  6. ASK FOR SPECIALIST CONSULTATION OR A SECOND OPINION WHEN UNCERTAIN ABOUT A DIAGNOSIS.
    Every physician has had the experience of being stumped. So much new information is generated through medical research each year that it is impossible for the internist to keep up on all diseases. Most doctors realize that occasionally they will encounter difficulties in diagnosis or treating a particular patient. The same illness never looks quite the same in different people. Sometimes the doctor simply cannot be sure with which illness he is dealing. At this point the internist should arrange for a visit to a doctor whose specialty likely includes the disease in question. For example, a person with hepatitis may be sent to a hepatologist or a gastroenterologist.

  7. ASSIST IN OBTAINING RELEVANT SOCIAL SERVICES OR REHABILITATION SERVICES FOR THE PATIENT.
    The total care of the patient, especially in chronic illness, extends far beyond the specific treatment of the disease. Your doctor or his staff should be able to refer you to the appropriate agencies and assist you in obtaining these ancillary services. Other problems may occur within the family that required psychological or psychiatric intervention. Appropriate referral for these services should also be available.

  8. KEEP COMPLETE PATIENT RECORDS.
    It is both a legal and moral obligation of a physician to keep complete care records of his patients. This assures a smooth transition, for whatever reason, of care from one physician to another. It also helps prevent unfortunate errors because memory fails on exact medication or on exactly what was decided at what visit or during what phone conversation. Finally, it is crucial as documentation in any legal proceeding brought for whatever reason.

  9. ASSIST IN A SMOOTH TRANSITION FOR THE PATIENT TO ANOTHER DOCTOR WHEN A RELATIONSHIP HAS BEEN ENDED. 
    If, for whatever reason, your care has been transferred to another doctor, your former doctor should facilitate the move by promptly forwarding records (at your written request), and if necessary discussing your case with the new doctor. This is true also in situations where the change in doctors is caused by your or his moving to a new location.
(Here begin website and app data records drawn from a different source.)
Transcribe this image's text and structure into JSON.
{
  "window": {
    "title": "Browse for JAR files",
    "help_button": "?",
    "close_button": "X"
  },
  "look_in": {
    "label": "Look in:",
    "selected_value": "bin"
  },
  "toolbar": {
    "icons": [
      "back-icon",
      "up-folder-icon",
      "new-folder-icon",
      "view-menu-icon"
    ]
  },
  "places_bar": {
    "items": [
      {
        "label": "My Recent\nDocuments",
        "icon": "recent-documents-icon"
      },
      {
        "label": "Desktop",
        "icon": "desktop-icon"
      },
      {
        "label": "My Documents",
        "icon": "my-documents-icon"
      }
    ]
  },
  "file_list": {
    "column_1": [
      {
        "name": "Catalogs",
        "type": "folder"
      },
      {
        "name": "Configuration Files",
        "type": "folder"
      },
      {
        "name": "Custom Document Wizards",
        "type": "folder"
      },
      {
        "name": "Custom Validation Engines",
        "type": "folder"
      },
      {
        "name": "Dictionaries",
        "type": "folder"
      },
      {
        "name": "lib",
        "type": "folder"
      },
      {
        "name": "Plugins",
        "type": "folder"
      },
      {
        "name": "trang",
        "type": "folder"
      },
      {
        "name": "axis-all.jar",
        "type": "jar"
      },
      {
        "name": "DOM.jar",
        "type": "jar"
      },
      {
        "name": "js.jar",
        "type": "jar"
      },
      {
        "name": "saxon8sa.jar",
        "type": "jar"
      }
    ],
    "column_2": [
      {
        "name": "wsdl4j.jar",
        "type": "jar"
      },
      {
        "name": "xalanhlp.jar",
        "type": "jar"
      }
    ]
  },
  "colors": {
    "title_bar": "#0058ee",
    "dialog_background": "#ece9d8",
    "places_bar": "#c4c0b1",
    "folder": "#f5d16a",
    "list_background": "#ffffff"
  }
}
  10. MAKE AVAILABLE TO PATIENTS A LIST OF HIS CHARGES FOR THE SERVICES HE PROVIDES.
    All physicians have some system for charging their patients. Often, initial visits are one charge, follow-up visits a somewhat lesser charge. The doctor should have available a summary of his usual charges so you will know what sort of financial commitment you are making when you visit him. Often, doctors will reduce fees for patients who are not able to pay the full charge. Also remember that physician fees do not pay for laboratory tests or the services of other persons or equipment that may be needed.

© 2003 California Hepatitis Resource Center